Improve Your Bowling Footwork for Better AccuracyBowling Tips, Featured | Rich Wallace | January 28, 2011 at 1:27 PM
When somebody brings up a very good idea, such as…”Let’s go bowling!!!”, it’s probably a safe bet to assume that the first thought that comes to mind is not how well your bowling footwork and approach is doing. For those just starting out in the world of ten pin bowling, the focus is mainly placed on how hard and fast they can throw the bowling ball down the lane, with grace and timing as an afterthought…if ever thought of at all.
As much fun as it can be to spend some time on the lanes, if you’re serious about your bowling game, your footwork is much more important than you may realize. Too may times, I see folks simply grab a bowling ball and perform a modified jog to the foul line only to release the ball with little to zero timing or focus. Contrary to popular belief, although you may get lucky once in a while, sheer speed and brute force is not a reliable strategy when building your foundation ror being a great bowler.
There are some major areas of focus that are included in honing one’s bowling skills when it comes to delivering the bowling ball to the lane.
Rhythm/Tempo of Pace
Let’s dig into each area and try to understand how you can start improving your own bowling footwork and increase the number of X’s on your score card.
One of the most natural movements that we possess as human beings is how we walk. There is a built in timing mechanism where we simply go from point A to point B, in a very efficient way that our bodies know already. The goal here is to find a natural stride that doesn’t cause you to lose balance or bounce your way to the foul line as you force your feet to walk in an odd way that you’re not used to.

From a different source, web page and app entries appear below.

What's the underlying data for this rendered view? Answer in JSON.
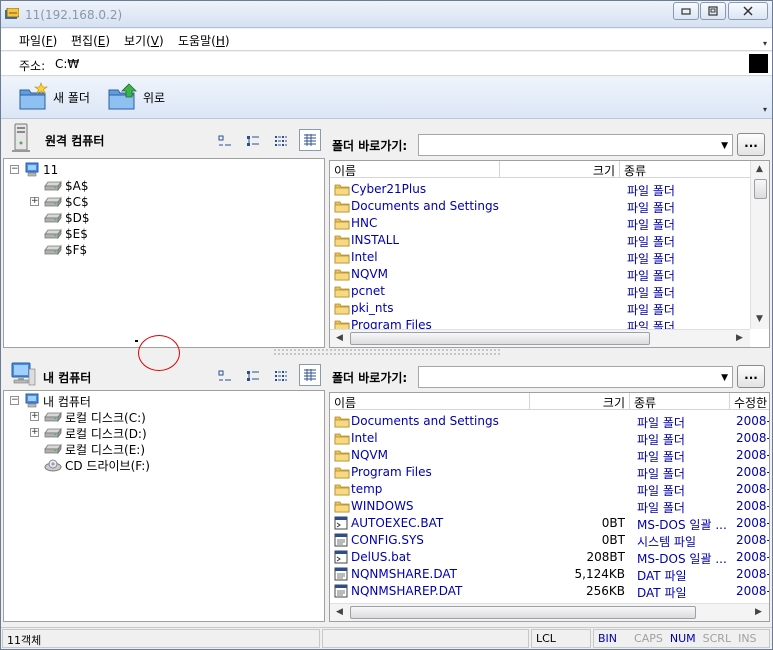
{
  "window": {
    "title": "11(192.168.0.2)"
  },
  "menubar": {
    "items": [
      {
        "label": "파일(",
        "key": "F",
        "end": ")"
      },
      {
        "label": "편집(",
        "key": "E",
        "end": ")"
      },
      {
        "label": "보기(",
        "key": "V",
        "end": ")"
      },
      {
        "label": "도움말(",
        "key": "H",
        "end": ")"
      }
    ]
  },
  "address": {
    "label": "주소:",
    "value": "C:₩"
  },
  "toolbar": {
    "new_folder": "새 폴더",
    "up": "위로"
  },
  "remote": {
    "title": "원격 컴퓨터",
    "shortcut_label": "폴더 바로가기:",
    "shortcut_button": "...",
    "tree": [
      {
        "label": "11",
        "level": 0,
        "expander": "−",
        "icon": "computer-icon"
      },
      {
        "label": "$A$",
        "level": 1,
        "expander": "",
        "icon": "drive-icon"
      },
      {
        "label": "$C$",
        "level": 1,
        "expander": "+",
        "icon": "drive-icon"
      },
      {
        "label": "$D$",
        "level": 1,
        "expander": "",
        "icon": "drive-icon"
      },
      {
        "label": "$E$",
        "level": 1,
        "expander": "",
        "icon": "drive-icon"
      },
      {
        "label": "$F$",
        "level": 1,
        "expander": "",
        "icon": "drive-icon"
      }
    ],
    "columns": {
      "name": "이름",
      "size": "크기",
      "kind": "종류"
    },
    "files": [
      {
        "name": "Cyber21Plus",
        "kind": "파일 폴더"
      },
      {
        "name": "Documents and Settings",
        "kind": "파일 폴더"
      },
      {
        "name": "HNC",
        "kind": "파일 폴더"
      },
      {
        "name": "INSTALL",
        "kind": "파일 폴더"
      },
      {
        "name": "Intel",
        "kind": "파일 폴더"
      },
      {
        "name": "NQVM",
        "kind": "파일 폴더"
      },
      {
        "name": "pcnet",
        "kind": "파일 폴더"
      },
      {
        "name": "pki_nts",
        "kind": "파일 폴더"
      },
      {
        "name": "Program Files",
        "kind": "파일 폴더"
      }
    ]
  },
  "local": {
    "title": "내 컴퓨터",
    "shortcut_label": "폴더 바로가기:",
    "shortcut_button": "...",
    "tree": [
      {
        "label": "내 컴퓨터",
        "level": 0,
        "expander": "−",
        "icon": "computer-icon"
      },
      {
        "label": "로컬 디스크(C:)",
        "level": 1,
        "expander": "+",
        "icon": "drive-icon"
      },
      {
        "label": "로컬 디스크(D:)",
        "level": 1,
        "expander": "+",
        "icon": "drive-icon"
      },
      {
        "label": "로컬 디스크(E:)",
        "level": 1,
        "expander": "",
        "icon": "drive-icon"
      },
      {
        "label": "CD 드라이브(F:)",
        "level": 1,
        "expander": "",
        "icon": "cd-drive-icon"
      }
    ],
    "columns": {
      "name": "이름",
      "size": "크기",
      "kind": "종류",
      "modified": "수정한"
    },
    "files": [
      {
        "name": "Documents and Settings",
        "size": "",
        "kind": "파일 폴더",
        "modified": "2008-",
        "icon": "folder"
      },
      {
        "name": "Intel",
        "size": "",
        "kind": "파일 폴더",
        "modified": "2008-",
        "icon": "folder"
      },
      {
        "name": "NQVM",
        "size": "",
        "kind": "파일 폴더",
        "modified": "2008-",
        "icon": "folder"
      },
      {
        "name": "Program Files",
        "size": "",
        "kind": "파일 폴더",
        "modified": "2008-",
        "icon": "folder"
      },
      {
        "name": "temp",
        "size": "",
        "kind": "파일 폴더",
        "modified": "2008-",
        "icon": "folder"
      },
      {
        "name": "WINDOWS",
        "size": "",
        "kind": "파일 폴더",
        "modified": "2008-",
        "icon": "folder"
      },
      {
        "name": "AUTOEXEC.BAT",
        "size": "0BT",
        "kind": "MS-DOS 일괄 ...",
        "modified": "2008-",
        "icon": "batch"
      },
      {
        "name": "CONFIG.SYS",
        "size": "0BT",
        "kind": "시스템 파일",
        "modified": "2008-",
        "icon": "file"
      },
      {
        "name": "DelUS.bat",
        "size": "208BT",
        "kind": "MS-DOS 일괄 ...",
        "modified": "2008-",
        "icon": "batch"
      },
      {
        "name": "NQNMSHARE.DAT",
        "size": "5,124KB",
        "kind": "DAT 파일",
        "modified": "2008-",
        "icon": "file"
      },
      {
        "name": "NQNMSHAREP.DAT",
        "size": "256KB",
        "kind": "DAT 파일",
        "modified": "2008-",
        "icon": "file"
      }
    ]
  },
  "status": {
    "objects": "11객체",
    "lcl": "LCL",
    "bin": "BIN",
    "caps": "CAPS",
    "num": "NUM",
    "scrl": "SCRL",
    "ins": "INS"
  },
  "colors": {
    "link": "#0000b0",
    "dim": "#a0a0a0",
    "annotation": "#dd0000"
  }
}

Your target stride length should at a distance to where you are able to deliver the bowling ball to the lane after the foul line and not find yourself having to toss the ball too far and also to where you are not dropping the bowling ball before the foul line…which can have negative effects since there is no oil on that part of the lane.
Rhythm/Tempo of Pace
From the beginning of your approach, you want to ensure that your overall pace is slow enough to where you can maintain a slower than typical “walk” to the foul line. Since you will need to learn how to time your motion of the bowling ball with your pace, keep your tempo slow when starting out. I see many bowlers relying on the speed and power of a quick pace before delivering the ball and this can cause a mistimed release and disturb the balance of the bowler. Trust me, it’s not fun when your foot hits the other side of the foul line and you lose all footing only to end up studying the ceiling pattern with a sore skull.
Take each step of your approach with respect to the last step you just took as far as keeping your tempo in check. The average delivery uses a four-step approach but no matter how many you take, (I’ve seen a twenty step approach…pretty interesting) keep things calm, smooth and timed to your footwork and try not to compensate for errors by rushing your feet.
Accuracy is critical in the game of ten pin bowling; no matter how much you’ve nailed down stride length and tempo, if you’re directional focus is off, get used to seeing your bowling ball in the gutter. Once you’ve become confident with your aiming, make sure that your approach to the foul line is following as straight a line as possible. Use a heel-to-toe method in your approach to hone your balance and to keep your sights on the target. If you keep your feet misaligned, it becomes much more difficult to find an accurate line and trust your delivery.
Once you master your bowling footwork, your accuracy and average will begin to skyrocket. Every board on the lane counts and if you can consistently walk the golden path to the foul line with pin-point accuracy, not only will you be able to enjoy the game of bowling that much more, but you may well be on your way to some serious high series scores and respect among your fellow bowlers.